C++ - Where's the Hate?
One thing I’ve become accustomed to over the years is that there are a lot of C++ haters. They have their reasons - some good, some bad - but they are never afraid of sharing their opinions. An article on Slashdot this week touting the release of the C++11 standard should have been a hotbed of language trash talk - instead, it was kind of a low key discussion of both the new language features and some retrospection about the language itself. Where have the haters gone?
The Epitome of C++ Hate
There really is no better example of C++ hate than the screed arising from the poison keyboard of Linus Torvalds back in 2007. One paragraph sums it up well:
C++ is a horrible language.
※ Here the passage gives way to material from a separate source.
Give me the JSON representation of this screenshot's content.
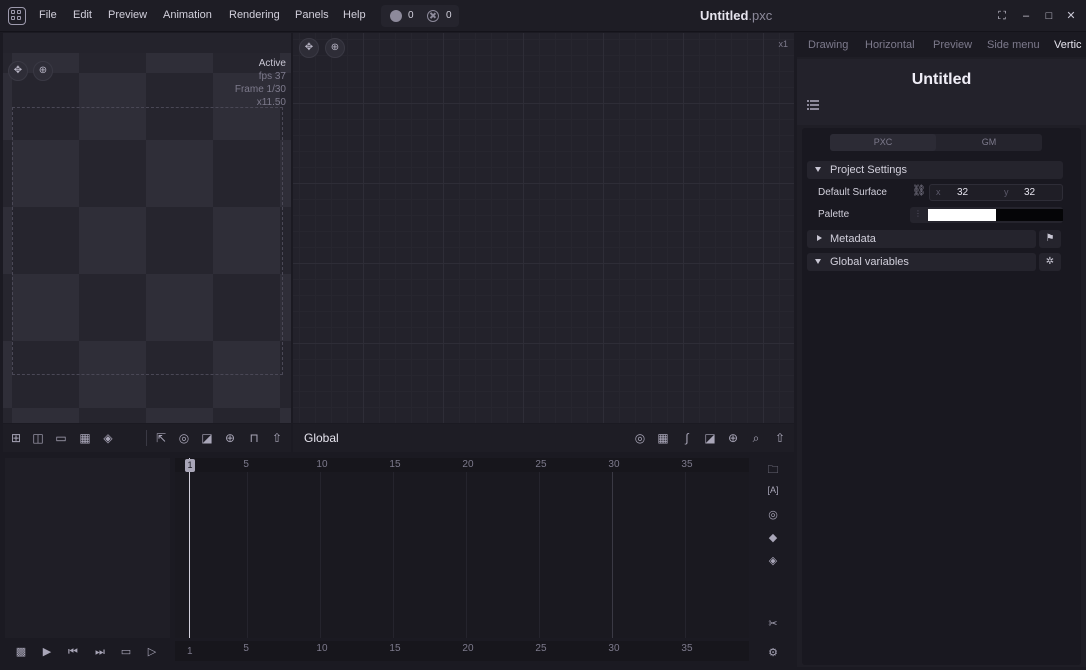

It's made more horrible by the fact that a lot of substandard programmers use it, to the point where it's much much easier to generate total and utter crap with it. Quite frankly, even if the choice of C were to do *nothing* but keep the C++ programmers out, that in itself would be a huge reason to use C.
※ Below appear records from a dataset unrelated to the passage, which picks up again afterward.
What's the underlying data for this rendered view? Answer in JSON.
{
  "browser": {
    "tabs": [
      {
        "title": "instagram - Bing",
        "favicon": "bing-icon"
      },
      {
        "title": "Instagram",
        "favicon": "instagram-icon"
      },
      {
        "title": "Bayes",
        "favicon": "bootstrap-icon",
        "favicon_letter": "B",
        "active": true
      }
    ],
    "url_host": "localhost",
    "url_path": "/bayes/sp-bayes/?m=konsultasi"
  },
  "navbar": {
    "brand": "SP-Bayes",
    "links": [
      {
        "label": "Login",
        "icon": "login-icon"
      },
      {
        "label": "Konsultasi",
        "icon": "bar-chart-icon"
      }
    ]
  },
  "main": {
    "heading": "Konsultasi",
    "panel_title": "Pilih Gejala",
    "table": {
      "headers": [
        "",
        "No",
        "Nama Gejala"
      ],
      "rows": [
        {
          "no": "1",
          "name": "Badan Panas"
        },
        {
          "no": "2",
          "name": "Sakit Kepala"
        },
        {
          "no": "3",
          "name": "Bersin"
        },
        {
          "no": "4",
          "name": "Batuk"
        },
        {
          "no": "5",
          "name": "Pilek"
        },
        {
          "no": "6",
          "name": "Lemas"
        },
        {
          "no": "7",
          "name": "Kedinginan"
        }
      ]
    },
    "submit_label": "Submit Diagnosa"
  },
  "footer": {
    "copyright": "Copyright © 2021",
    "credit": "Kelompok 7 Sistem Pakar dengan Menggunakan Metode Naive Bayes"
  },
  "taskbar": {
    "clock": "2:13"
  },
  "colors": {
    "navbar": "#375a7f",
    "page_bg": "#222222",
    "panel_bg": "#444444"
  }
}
Linus asserts that C++ is actually sort of a honey-trap, pulling in the substandard programmers and keeping them out of decent C development.
Reading through the most coherent parts of his rant, it is my opinion that much of his ire is directed against a couple of real problems:
The early adopter's fondness for Object Oriented Programming (OOP), which leads to
objects everywhere - and particularly in places where they aren't needed.
The more sophisticated user's fondness for advanced library and language features found
in places like boost.
My personal observations are obviously very subjective, but I feel like the excesses of OOP peaked back in the early part of the last decade. It’s been a while since I saw a program where a user did integer math using a type called Integer derived from something called Object.
These days I see OOP being heavily used for large libraries, and used internally in projects where it makes sense. Often “making sense” is as simple as using objects for RAII, which is really not OOP, just good resource management. Things like RAII are really just better C - providing some guarantees on resource usage that can’t be made when programming in straight C.
And best of all, the boost language features that Linus didn’t like in 2007 made their way into TR1, and finally into C++11. No longer will you need to worry about rebuilding boost for your compiler every time there is a new release of either product. From this point on, it should just work.
The Slashdot Crowd
So instead of seeing a bunch of comments in the vein of Linus’s, the recent Slashdot article contained virtually no blanket dismissals of C++ as something a sane programmer would use. The negative comments were much more constrained, maybe aimed at a pet peeve instead of the language as a whole:
printf() isn't typesafe, but it's a fuckton more readable than all that cout formatting stuff. Also, the fact that it's not typesafe isn't really an issue if you don't suck - trivial unit testing will pretty much show any problems immediately. Besides, gcc/g++ is nice enough to warn you about egregious ones now.
I don't think you'll see a lot of people flaming C++, there just aren't that many people that care one way or the other anymore. I think some of the new features look nice but mainstream use has been shifting away from C++ for a while and I'm not sure I see these new features drawing many back...
Are the features useful? Yes, but they're taking a complex language and slapping on yet more functionality. Some new C++ code syntax doesn't even *look* like C++ anymore it's so different. Not everyone is a C++ guru and the language is bad enough supporting so many different paths to the same implementation outcomes. This is just going to make staffing, testing, training, and code review that much worse trying to juggle yet another barrel-full of C++ "improvements".
Why the Dropoff?
I think there are two reasons for the drop in C++ antagonism.
The first is the increasing diversity of languages in use today. Over the past 10 years, the most popular programming languages like Java, C, C++, and VB have all experienced drops in adoption. In 2002, the top four languages might have claimed almost 70% of the Tiobe Language Index. Today the top four represent less than 50%. Language selection has been democratized as the bottom tier of the top 10 gains representation in large markets where it makes sense.
In other words, it was a lot easier to focus your wrath on C++ when it represented 20% of the projects out there instead of the 8% of today.
The second is inevitable rationalization of the earlier adopters. C++ programmers in 1998 saw objects behind every tree. In 2003 they were building insanely complicated template metaprogramming frameworks.
All this crazy stuff settles down over the course of a few years as the C++ mainstream settles into paradigms for things that actually work sensibly. Templates for container classes? Sure. Templates for mathematical computation? Uh, no thanks.
There is a lot of nice stuff in C++11, and nothing that is going to take years to figure out. A lot of it will lead to more readable code, and that’s always good.
The pace of change is pretty comfortable for me. These language features will be rolling out over the next few years, and as they drop into our favorite compilers, we will pick them up quickly.
I, for one, welcome our new ISO overlords.